In a post-Cold War world, Castro and his Cuban revolution ceased to be a threat to the US. But he remained a controversial figure to the rest of the world. Leftist western politicians admired him and he was invited to the Vatican and a number of European capitals. But he had become a symbol of a bygone era. The world was changing and so was Cuba. Revolutionary ideas had no place in today’s globalised world. Even South America was quickly shifting; peacefully adopting free-market capitalist systems. Those that did not, like Venezuela, soon verged on becoming failed states.
Despite the turbulent history with the US, Castro was not dogmatic about future relations with his northern neighbour. He lived to see the historic visit by US President Barack Obama to Havana earlier this year and the hoisting of the American flag on the embassy. He developed a special friendship with former US president Jimmy Carter and shook hands with former US president Bill Clinton at a United Nations meeting in 2000. Castro believed deeply that it was the US that had to apologise for what it did to Cuba and that the two countries could coexist peacefully.
Change had come to Cuba even before Castro’s death.

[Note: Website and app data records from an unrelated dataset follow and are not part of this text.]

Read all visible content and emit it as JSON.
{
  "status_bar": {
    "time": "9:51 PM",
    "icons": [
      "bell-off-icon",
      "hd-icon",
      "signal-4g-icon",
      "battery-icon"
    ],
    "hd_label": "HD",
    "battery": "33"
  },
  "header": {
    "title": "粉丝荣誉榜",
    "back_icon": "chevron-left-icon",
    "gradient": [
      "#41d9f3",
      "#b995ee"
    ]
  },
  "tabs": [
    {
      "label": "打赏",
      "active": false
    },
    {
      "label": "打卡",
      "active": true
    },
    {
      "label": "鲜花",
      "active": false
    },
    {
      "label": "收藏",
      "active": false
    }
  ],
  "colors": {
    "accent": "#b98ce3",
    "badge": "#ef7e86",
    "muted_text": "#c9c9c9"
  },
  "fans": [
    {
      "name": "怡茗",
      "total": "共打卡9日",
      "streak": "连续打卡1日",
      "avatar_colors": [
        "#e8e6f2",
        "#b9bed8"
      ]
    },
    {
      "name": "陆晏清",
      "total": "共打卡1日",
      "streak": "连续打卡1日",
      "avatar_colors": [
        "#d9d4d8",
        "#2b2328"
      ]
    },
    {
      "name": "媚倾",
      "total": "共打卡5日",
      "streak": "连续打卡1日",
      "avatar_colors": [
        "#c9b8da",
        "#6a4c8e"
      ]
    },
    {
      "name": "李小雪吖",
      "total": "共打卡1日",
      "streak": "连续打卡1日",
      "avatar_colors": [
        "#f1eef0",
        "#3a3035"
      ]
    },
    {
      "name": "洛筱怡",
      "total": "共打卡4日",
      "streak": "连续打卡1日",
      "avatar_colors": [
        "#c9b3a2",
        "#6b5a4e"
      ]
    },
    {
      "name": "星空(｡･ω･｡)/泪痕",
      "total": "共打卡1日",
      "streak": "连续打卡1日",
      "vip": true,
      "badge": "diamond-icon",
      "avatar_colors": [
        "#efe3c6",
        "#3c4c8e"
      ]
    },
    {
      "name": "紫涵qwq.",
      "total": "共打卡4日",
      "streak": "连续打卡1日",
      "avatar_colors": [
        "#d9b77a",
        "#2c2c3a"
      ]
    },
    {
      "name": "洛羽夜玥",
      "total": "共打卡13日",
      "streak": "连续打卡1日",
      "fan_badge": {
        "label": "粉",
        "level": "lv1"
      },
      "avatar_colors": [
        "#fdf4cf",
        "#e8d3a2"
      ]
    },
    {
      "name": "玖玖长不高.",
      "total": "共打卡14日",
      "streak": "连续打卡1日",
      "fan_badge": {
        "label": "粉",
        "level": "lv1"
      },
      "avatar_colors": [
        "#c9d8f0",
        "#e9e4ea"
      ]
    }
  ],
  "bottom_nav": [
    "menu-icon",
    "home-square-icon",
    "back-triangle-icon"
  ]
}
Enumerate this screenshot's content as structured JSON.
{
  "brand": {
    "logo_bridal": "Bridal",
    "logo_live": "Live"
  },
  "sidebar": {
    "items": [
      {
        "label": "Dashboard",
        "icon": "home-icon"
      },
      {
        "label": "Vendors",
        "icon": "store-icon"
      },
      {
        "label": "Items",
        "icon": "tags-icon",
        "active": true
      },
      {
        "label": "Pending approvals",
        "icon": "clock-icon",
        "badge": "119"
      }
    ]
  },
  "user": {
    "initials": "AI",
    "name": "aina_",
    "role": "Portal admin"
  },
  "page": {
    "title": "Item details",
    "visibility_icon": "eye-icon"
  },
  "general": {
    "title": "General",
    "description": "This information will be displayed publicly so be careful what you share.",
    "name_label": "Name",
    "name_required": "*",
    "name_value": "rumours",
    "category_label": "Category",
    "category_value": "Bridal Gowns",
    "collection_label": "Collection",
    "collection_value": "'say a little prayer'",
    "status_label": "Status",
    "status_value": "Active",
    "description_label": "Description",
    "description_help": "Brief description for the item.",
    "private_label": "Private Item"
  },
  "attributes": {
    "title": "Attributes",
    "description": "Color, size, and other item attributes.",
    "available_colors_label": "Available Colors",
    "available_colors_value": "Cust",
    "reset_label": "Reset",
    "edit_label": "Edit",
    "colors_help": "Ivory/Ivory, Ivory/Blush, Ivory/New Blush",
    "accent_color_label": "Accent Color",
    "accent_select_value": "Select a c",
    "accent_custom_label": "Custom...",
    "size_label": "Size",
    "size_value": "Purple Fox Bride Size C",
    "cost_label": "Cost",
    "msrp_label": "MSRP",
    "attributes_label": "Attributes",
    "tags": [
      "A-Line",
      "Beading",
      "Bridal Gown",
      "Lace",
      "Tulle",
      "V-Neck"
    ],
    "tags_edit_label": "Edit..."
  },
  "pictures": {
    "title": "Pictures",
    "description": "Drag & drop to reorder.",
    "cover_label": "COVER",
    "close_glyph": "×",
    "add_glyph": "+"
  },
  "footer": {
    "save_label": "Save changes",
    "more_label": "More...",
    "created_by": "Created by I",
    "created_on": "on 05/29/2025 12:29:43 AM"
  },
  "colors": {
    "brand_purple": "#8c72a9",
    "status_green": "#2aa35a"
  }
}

His brother Raul, who took over in 2008, had embarked on an ambitious but slow economic reform in the hope of attracting foreign investments. Obama’s overture to Cuba will undoubtedly open the island for US investments and loosen the totalitarian system of government that Havana had followed under Fidel for decades.
It is ironic that Castro’s departure comes at a time when the Left is on the retreat in almost every country on earth, as we see far-right populist movements gaining ground in Europe and in the US — the latter with Donald Trump’s stunning victory. As the last iconic figure of the era of the Cold War departs, the 20th century has truly and finally come to a close!
Osama Al Sharif is a journalist and political commentator based in Amman.